that was one of the reason he allowed me to work inspite of the numerous mistakes that appeared in print because of my stupidity. when it comes to criticism, he can be more than harsh. he actually hurts. sensitive people will never be able to work for him. those who take it in the positive sense, as part of a learning curve, continued to work with him.

the legend has it that he has made many, many ordinary reporters into great reporters and on the flip side, he has killed the hopes of equally the same number of aspiring journalists.

my father still thinks me that only because of my editor, i have been a bit useful to myself and to the people around me. i think i should have to accept it. i was an aimless, arrogant and an addict.

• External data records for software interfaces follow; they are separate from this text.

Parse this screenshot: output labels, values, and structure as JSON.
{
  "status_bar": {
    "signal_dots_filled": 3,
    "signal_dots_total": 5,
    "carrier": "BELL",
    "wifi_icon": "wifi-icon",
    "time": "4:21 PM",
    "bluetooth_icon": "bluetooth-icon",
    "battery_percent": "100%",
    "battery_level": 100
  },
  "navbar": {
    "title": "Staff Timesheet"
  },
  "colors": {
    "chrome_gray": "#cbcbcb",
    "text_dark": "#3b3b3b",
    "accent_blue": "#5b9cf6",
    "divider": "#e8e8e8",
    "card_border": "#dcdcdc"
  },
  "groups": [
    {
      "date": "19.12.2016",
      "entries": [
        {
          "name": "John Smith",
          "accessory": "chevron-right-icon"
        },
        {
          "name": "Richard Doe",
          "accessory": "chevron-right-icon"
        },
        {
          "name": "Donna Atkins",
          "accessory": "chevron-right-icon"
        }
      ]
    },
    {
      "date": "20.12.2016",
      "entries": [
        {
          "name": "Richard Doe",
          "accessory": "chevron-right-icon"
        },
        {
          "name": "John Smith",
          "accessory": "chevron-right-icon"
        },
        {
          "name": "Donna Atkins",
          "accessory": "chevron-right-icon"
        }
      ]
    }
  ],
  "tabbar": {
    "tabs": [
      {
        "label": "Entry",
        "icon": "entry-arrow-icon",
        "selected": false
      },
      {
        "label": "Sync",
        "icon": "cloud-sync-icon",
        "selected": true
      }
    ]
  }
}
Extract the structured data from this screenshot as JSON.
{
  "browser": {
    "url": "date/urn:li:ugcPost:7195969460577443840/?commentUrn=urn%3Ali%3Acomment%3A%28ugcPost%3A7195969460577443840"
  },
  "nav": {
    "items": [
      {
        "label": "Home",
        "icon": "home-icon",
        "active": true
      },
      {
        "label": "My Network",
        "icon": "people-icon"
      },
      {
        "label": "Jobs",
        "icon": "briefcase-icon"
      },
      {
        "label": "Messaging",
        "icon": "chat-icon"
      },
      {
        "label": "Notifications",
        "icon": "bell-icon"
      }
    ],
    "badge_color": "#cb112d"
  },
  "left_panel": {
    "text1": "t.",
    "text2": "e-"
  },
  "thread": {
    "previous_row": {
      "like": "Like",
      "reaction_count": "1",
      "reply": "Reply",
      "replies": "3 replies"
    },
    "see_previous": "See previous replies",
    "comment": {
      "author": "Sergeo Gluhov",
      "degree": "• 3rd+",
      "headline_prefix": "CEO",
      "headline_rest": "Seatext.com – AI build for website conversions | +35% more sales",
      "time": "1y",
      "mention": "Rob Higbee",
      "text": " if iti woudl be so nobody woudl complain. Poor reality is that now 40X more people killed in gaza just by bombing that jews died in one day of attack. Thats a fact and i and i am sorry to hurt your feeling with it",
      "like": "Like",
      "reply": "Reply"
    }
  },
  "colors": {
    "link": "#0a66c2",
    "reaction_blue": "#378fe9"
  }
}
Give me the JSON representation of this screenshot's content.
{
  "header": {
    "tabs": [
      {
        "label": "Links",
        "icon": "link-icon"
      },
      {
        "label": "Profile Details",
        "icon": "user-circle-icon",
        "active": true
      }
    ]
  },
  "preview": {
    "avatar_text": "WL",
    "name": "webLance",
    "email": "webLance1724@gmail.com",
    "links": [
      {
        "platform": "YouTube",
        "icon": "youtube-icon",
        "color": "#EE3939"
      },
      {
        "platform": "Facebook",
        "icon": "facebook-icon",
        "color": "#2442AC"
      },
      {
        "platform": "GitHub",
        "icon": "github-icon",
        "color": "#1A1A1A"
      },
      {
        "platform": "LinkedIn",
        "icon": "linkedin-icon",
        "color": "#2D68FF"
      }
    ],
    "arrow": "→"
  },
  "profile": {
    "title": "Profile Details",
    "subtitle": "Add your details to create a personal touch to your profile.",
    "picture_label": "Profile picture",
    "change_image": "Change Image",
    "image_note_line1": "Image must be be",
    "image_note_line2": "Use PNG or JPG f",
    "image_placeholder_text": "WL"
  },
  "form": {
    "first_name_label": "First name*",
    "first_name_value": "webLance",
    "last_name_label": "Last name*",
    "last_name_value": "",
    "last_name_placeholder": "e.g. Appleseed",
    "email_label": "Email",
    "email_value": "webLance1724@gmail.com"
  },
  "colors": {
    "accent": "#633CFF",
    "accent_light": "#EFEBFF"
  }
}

the first time i met him, he asked me if i can write in tamil. and gave me a test. he threw my certificates to a corner of the desk. he dint care for my masters. after corrections, he loves doing that, he asked me if i knew what it meant by *otru pilai*.

son of a tamil teacher, i had no clue. still, he gave me the job. in his style, he said. ``stick around for a few months. if you are good, we will take you. otherwise, you go home.''

and thus began my journalistic career. in another six months, i would be completing a decade in journalism. what i have achieved, i don't know. perhaps, like him, i can take pride that, i have introduced many youngsters to journalism.

unlike him, i plan to write a lot, provided there is space for serious stuff. and if i am not lazy, he was one man who had the courage to ask a rookie like me to write edits for the most prestigious and authentic language paper in the tamil country. i am not sufe if any other editor will allow a reporter, just three months into the profession, to write edits.

my editor had the courage and a rare belief in the power of the youth. he taught us sincerity and how not to be corrupt. even to this day, the english daily, for which i work and for which he served really long, is the least corrupt.

his wife tells me that he often says that he wants to survive. in the hospital bed, he looks pale. with a white veshti around his waist, he is induced to sleep. that broad, always thinking, forehead is smeared with ash. this man was known to have associated with the reformist and dravidian movements.

he has a mask. his wife tells me that he often bites his tongue. those who were bitten by the harshness of that tongue can take delight in that. when someone visits him in the hospital and calls him saying that he has come, he murmurs long, acknowledging it.

is he conscious? his wife says that the doctors plan to open his skull and remove the clot in the brain. she is not sure if he will survive surgery. even if he survived, he already has lost the ability to walk. he hates pity.

his wife is in a dilemma. she has never taken a decision in her life. he takes them. in a moment, always. has he been kind? i think it will be debated for long. personally, he has been kind to me.

whether he learnt or not, he always wanted journalists, young and old, to learn and improve everyday. ``only self-improvement will help.'' that tall man would stand there from 11 am to 11 pm. commanding and communicating. those who dint communicate, lost favour with him. there are scoundrels around to spoil others life everywhere, you see.

for my editor, work was worship. when he breathes last, editing would have reached an end. only temporarily. i pray editing gets sharper and sharper. and he, hale and healthier.

we have thousands of things to write. the society is selfish and stinking.

Stories From The Soul Town

There lies a magical land. Surrounded by the green ghats to the west, gurgling great rivers on the east, the valley with the very blue sky. A temple town of the tamils. Sitting on the dancing rock on the highland overlooking the valley, the writer procreates the lives of the people of this lesser known south west. Full of strange yet simple souls.